I have been asked time and time again on Twitter what I use for long training runs. Before my celiac diagnosis, I always suffered a lot of GI distress, and this especially came to life during my long runs to the point where I absolutely dreaded them every weekend. Since my diagnosis, GI distress is minimal and feels like a thing of the past. No more emergency stops and painful, desperate needs for the Porta-Jon on racecourses, and in the past it was something that I needed for EVERY race. It’s been an incredible transition!
I’ve pretty much narrowed it down to a few staple fuels, but initially my Spi Belt had far more variety for long runs. When I was a member of Team in Training, I was used to the water stop tables being laden with pretzels, candy, cookies, Twizzlers, water and sports drinks. So for my first TNT-less marathon in Vermont, I trained with things like gluten-free pretzels, oreos, raisins, and even chocolate covered espresso beans! I also loved chocolate, so why not train with safe candy like M&M’s and mini peanut butter cups?
As time passed I relied less on solid “real” food for training, and started making things a lot simpler on myself. I felt it was best to rely on simple digesting sugars rather than foods that might take longer to break down into energy. I carry a hand-held bottle that I can refill at various stops with water, and carry a small Ziploc bag filled with Swedish fish, Sour Patch Kids, or packets of honey. The gels I have used (Gu, Powergel, Carb-Boom) are all gluten-free, but can be expensive for training. Honey, while much lower in sodium, works well enough for training runs. For hotter months, I sometimes carry powdered sports drink to mix with my water, as it’s very easy to lose sodium during warm long runs.
Everyone’s body processes things differently. What works for me may not work for someone else. My best advice is try things out during a long run and see how they make you feel. But some good, gluten-free options are:
- Swedish fish, Sour Patch kids or Jelly Belly jellybeans
- Gluten-free pretzels or cookies from Glutino
- Gels (Gu, Honey Stinger (not the waffles), Powergel, Hammer Gel, Clif Shots and Carb Boom are all OK)
- Gu Chomps, Cliff Shots, Sharkies, and Sport Beans
- Powerade and Gatorade
- Chocolate Candy: I no longer follow this option, but in the past I loved M&Ms (all but the pretzel filled ones are gluten-free), Butterfingers and Reese’s peanut butter cups
- Fruit (naturally gluten-free!): grapes, bananas and orange slices are good, as well as dried fruit like raisins or dried apricots, mangos or figs
- Boiled, salted potatoes or sweet potatoes cut into cubes
- Honey, straight from the bottle or in small portable packets, 4 packets = 100 calories

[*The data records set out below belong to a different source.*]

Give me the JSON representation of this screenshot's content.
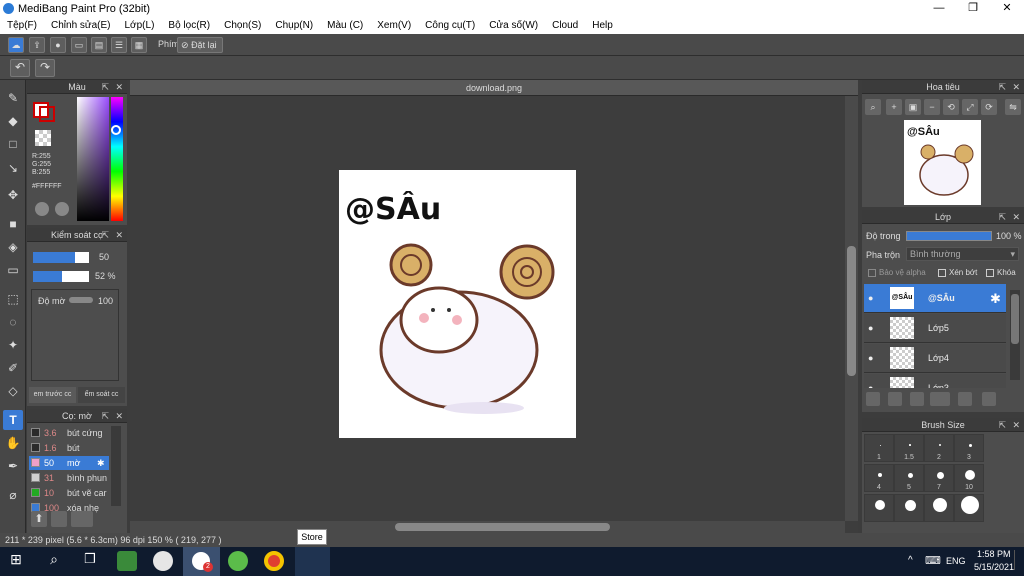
{
  "window": {
    "title": "MediBang Paint Pro (32bit)"
  },
  "menu": [
    "Tệp(F)",
    "Chỉnh sửa(E)",
    "Lớp(L)",
    "Bộ lọc(R)",
    "Chọn(S)",
    "Chụp(N)",
    "Màu (C)",
    "Xem(V)",
    "Công cụ(T)",
    "Cửa số(W)",
    "Cloud",
    "Help"
  ],
  "toolbar": {
    "shortcut_label": "Phím",
    "reset_label": "Đặt lại"
  },
  "color_panel": {
    "title": "Màu",
    "r": "R:255",
    "g": "G:255",
    "b": "B:255",
    "hex": "#FFFFFF"
  },
  "brush_control": {
    "title": "Kiểm soát cọ",
    "size_value": "50",
    "opacity_value": "52 %",
    "blur_label": "Độ mờ",
    "blur_value": "100",
    "tab_preview": "em trước cc",
    "tab_control": "ểm soát cc"
  },
  "brush_list": {
    "title": "Cọ: mờ",
    "items": [
      {
        "size": "3.6",
        "name": "bút cứng",
        "color": "#2a2a2a"
      },
      {
        "size": "1.6",
        "name": "bút",
        "color": "#2a2a2a"
      },
      {
        "size": "50",
        "name": "mờ",
        "color": "#f0a0c8"
      },
      {
        "size": "31",
        "name": "bình phun",
        "color": "#d0d0d0"
      },
      {
        "size": "10",
        "name": "bút vẽ car",
        "color": "#22aa22"
      },
      {
        "size": "100",
        "name": "xóa nhẹ",
        "color": "#3a7bd5"
      }
    ]
  },
  "canvas": {
    "tab_title": "download.png",
    "artwork_caption": "@SÂu"
  },
  "navigator": {
    "title": "Hoa tiêu",
    "thumb_caption": "@SÂu"
  },
  "layer_panel": {
    "title": "Lớp",
    "opacity_label": "Độ trong",
    "opacity_value": "100 %",
    "blend_label": "Pha trộn",
    "blend_value": "Bình thường",
    "protect_alpha": "Bảo vệ alpha",
    "clipping": "Xén bớt",
    "lock": "Khóa",
    "layers": [
      {
        "name": "@SÂu",
        "thumb": "@SÂu",
        "selected": true
      },
      {
        "name": "Lớp5",
        "selected": false
      },
      {
        "name": "Lớp4",
        "selected": false
      },
      {
        "name": "Lớp3",
        "selected": false
      }
    ]
  },
  "brush_size": {
    "title": "Brush Size",
    "labels": [
      "1",
      "1.5",
      "2",
      "3",
      "4",
      "5",
      "7",
      "10",
      "",
      "",
      "",
      ""
    ]
  },
  "status": {
    "size_text": "211 * 239 pixel   (5.6 * 6.3cm)   96 dpi   150 %   ( 219, 277 )",
    "tooltip": "Store"
  },
  "taskbar": {
    "lang": "ENG",
    "time": "1:58 PM",
    "date": "5/15/2021",
    "badge": "2"
  }
}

A good rule of thumb is to never try a new fuel on race day. Race days are the only days I bother using gel, and Gu is by far my go-to, but the past several races I did the research to see what was being handed out on the racecourse and simply took what was offered by the volunteers, which was usually (yay!) Gu! Also, from what I have researched, commonly used sports drinks on racecourses like Powerade and Gatorade are gluten free and I have never had any issues with them. It always helps to prepare and see what they will provide and plan accordingly. But we can get into THAT another time!
Good luck experimenting! Let me know what gluten-free fuel works for you, perhaps I can adopt some new favorites!
EDIT: As my most recent blog entry from March stated, I am abandoning refined sugars and sticking to the most natural fuel sources possible when training, so I have been training mainly with fruit (bananas and grapes, the grapes especially give a quick sugar boost), water and coconut water (as much as I can’t stand it, it’s good for keeping yourself hydrated). Race day is a little trickier (can’t imagine carrying grapes in my Spi-Belt and popping them into my mouth as I run a 8:30 minute mile, LOL) but I do plan on using Honey Stinger Gold gels, since they are mainly honey, water, salt and some essential nutrients. I already tested them out during a long run and they not only tasted good, they were easy to consume and worked great! Also, no more sports drinks, just sticking to water during a race, and I may just carry a salt packet to be safe during race that may be particularly warm or humid.
SO far I have been sticking to the natural sugar plan with flying colors. Just because I run marathons doesn’t give me a license to eat too much garbage! Who knows, it might even help boost my running performance, but only time will tell. My advice to you is simply to listen to your body, see what works best for you, and experiment!